(Data extracts Opens)

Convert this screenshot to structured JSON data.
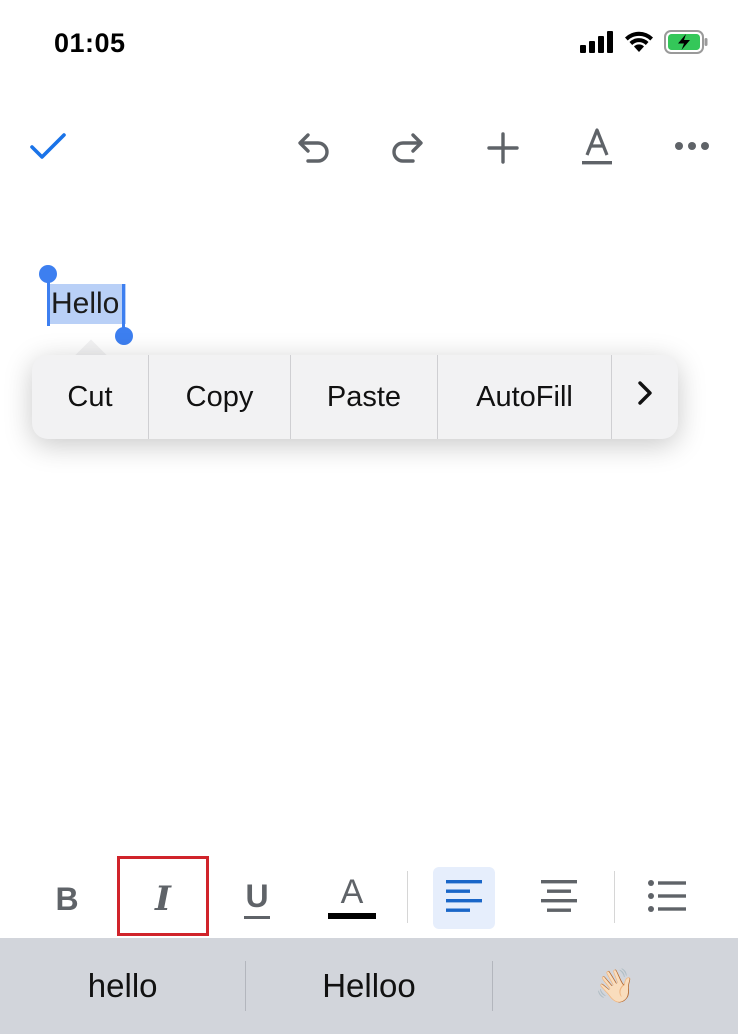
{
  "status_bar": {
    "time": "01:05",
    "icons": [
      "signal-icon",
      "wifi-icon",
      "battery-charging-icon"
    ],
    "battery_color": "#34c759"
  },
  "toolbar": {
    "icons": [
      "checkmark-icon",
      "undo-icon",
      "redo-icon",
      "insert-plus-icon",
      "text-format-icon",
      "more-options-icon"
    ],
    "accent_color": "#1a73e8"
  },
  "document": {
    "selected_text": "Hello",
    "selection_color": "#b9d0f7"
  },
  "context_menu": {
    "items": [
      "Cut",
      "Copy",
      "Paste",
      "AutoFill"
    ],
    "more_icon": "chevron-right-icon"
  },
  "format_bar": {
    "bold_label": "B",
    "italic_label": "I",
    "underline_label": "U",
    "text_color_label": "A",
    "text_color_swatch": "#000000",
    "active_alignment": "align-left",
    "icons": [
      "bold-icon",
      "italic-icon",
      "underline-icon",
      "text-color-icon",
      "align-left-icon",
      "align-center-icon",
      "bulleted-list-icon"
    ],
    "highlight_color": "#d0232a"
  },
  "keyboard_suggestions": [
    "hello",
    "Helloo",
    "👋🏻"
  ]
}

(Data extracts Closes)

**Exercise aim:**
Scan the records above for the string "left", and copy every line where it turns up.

**Written solution:**
    "active_alignment": "align-left",
      "align-left-icon",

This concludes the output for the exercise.